Exercise may help improve brain health and prevent dementia, but what form of exercise is the most effective?
That question is the focus of a study in The University of Queensland’s School of Human Movement and Nutrition Sciences.
Professor Jeff Coombes and his research team are part of a $2 million international study to find out what type of exercise is best for brain health in older adults with memory problems.
“This will be the first direct comparison of three very different kinds of exercise to improve memory and thinking abilities in older adults,” Professor Coombes said.
“More than 500 people over the age of 60 will be recruited across Australia and Canada.

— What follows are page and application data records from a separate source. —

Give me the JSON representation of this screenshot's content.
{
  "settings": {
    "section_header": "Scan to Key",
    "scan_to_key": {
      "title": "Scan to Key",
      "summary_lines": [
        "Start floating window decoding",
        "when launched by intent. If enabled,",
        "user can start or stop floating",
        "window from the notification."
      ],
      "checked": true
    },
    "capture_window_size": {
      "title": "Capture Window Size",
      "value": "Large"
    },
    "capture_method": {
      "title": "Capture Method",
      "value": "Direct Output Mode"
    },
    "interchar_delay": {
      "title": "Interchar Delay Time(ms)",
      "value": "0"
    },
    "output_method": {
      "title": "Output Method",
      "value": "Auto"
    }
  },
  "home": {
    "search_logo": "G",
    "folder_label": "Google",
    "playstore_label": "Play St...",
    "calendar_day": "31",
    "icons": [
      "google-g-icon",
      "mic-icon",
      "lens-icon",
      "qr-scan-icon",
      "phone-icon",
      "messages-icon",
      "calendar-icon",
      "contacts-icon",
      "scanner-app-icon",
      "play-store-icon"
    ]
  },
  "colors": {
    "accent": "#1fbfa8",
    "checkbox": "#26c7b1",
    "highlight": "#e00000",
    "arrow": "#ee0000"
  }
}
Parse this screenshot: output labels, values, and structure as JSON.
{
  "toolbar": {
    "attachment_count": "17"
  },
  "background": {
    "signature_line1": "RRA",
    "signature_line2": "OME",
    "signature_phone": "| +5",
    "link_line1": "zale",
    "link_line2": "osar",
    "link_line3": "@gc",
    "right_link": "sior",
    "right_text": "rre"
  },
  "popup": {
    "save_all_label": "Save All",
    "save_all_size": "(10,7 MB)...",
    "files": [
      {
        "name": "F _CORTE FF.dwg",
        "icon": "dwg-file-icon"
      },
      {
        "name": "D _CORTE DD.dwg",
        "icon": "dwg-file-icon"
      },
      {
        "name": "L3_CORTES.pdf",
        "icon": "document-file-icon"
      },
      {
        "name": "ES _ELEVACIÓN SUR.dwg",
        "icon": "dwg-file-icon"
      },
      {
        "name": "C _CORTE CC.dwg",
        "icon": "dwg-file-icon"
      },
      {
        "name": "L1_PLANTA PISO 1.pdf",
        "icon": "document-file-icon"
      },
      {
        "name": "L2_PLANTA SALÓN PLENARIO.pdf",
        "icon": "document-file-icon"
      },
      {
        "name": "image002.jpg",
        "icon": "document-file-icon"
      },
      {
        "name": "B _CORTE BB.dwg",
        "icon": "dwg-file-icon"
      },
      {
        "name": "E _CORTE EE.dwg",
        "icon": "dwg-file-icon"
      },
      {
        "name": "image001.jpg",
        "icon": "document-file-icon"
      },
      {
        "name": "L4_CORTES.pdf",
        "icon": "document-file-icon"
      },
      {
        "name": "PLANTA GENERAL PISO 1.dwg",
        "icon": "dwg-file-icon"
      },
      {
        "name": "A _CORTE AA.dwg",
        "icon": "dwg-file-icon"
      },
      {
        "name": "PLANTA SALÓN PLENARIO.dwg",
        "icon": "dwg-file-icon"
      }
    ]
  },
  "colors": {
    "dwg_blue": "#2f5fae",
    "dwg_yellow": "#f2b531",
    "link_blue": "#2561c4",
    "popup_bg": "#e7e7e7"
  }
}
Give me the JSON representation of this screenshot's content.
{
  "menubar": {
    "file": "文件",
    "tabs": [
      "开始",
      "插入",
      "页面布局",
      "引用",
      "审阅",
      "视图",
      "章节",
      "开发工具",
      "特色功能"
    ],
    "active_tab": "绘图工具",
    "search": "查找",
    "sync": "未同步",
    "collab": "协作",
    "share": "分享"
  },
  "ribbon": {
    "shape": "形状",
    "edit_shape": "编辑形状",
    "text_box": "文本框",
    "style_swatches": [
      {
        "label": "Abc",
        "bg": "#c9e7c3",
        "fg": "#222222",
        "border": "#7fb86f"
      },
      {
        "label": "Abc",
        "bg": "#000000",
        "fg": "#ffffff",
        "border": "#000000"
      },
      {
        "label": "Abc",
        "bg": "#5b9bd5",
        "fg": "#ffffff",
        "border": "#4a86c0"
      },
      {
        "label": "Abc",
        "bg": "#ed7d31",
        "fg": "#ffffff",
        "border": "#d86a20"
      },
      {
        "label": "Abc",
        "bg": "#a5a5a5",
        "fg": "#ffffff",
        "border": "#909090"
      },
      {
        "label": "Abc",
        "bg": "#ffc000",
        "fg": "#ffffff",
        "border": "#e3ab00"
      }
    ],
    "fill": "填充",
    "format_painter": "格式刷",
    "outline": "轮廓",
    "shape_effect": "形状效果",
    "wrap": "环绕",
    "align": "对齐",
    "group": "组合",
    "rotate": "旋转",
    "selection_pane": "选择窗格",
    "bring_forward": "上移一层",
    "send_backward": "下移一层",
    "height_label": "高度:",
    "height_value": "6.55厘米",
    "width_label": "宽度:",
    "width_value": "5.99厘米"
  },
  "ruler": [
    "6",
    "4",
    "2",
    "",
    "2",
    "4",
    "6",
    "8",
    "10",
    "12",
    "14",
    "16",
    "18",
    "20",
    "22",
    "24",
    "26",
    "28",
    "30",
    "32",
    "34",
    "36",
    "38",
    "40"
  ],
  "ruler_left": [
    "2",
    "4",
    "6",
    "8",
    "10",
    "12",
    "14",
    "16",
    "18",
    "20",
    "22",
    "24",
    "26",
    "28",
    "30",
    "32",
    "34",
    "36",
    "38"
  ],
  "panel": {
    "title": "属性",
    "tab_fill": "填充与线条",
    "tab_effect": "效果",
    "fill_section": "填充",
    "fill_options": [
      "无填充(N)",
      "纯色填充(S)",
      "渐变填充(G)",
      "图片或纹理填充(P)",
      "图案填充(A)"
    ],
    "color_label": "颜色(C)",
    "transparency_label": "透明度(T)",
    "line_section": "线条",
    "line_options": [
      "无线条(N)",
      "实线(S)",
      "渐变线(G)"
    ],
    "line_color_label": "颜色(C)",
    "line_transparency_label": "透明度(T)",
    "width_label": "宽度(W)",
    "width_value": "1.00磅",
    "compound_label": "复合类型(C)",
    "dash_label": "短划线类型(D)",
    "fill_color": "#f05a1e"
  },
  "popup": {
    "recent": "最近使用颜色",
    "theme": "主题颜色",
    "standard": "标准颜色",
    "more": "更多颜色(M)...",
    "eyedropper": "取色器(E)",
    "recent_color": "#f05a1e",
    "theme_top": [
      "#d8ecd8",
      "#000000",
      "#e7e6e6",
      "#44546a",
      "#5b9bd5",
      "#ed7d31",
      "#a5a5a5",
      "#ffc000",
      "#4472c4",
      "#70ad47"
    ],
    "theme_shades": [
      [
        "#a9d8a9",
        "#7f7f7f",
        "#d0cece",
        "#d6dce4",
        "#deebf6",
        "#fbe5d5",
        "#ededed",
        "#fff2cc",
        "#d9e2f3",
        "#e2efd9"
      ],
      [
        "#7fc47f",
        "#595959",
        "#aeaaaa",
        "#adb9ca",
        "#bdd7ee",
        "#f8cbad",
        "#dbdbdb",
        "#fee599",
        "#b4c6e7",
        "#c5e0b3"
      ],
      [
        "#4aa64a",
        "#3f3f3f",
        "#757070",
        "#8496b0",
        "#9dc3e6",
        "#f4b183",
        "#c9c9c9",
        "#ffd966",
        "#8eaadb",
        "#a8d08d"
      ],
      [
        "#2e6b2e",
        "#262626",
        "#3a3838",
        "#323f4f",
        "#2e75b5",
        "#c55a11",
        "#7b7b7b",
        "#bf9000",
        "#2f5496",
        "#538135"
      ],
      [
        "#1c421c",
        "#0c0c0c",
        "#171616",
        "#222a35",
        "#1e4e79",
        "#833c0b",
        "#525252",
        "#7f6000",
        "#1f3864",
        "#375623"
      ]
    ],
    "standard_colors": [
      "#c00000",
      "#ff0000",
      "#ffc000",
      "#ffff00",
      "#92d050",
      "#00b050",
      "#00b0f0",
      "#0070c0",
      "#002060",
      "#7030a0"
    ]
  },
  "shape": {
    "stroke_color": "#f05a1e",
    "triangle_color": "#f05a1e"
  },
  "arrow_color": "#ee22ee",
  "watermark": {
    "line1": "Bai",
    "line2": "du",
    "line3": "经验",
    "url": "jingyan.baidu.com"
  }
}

“We’re seeking people who are concerned about their memory or thinking abilities, but are able to complete daily activities independently.
“They will be randomly assigned to one of three different exercise groups: aerobic training, strength training, and balance and mobility training.”
Participants will exercise three times a week for 12 months under the supervision of an Accredited Exercise Physiologist.
They will also undergo assessments of their memory, physical function, body composition and blood vessel function.
Professor Coombes said volunteers in the trial would benefit greatly from taking part.
“This is a wonderful opportunity to get a free personal trainer for a year and at the same time contribute to understanding more about what type of exercise is best for the brain.”
The story first appeared on UQ News.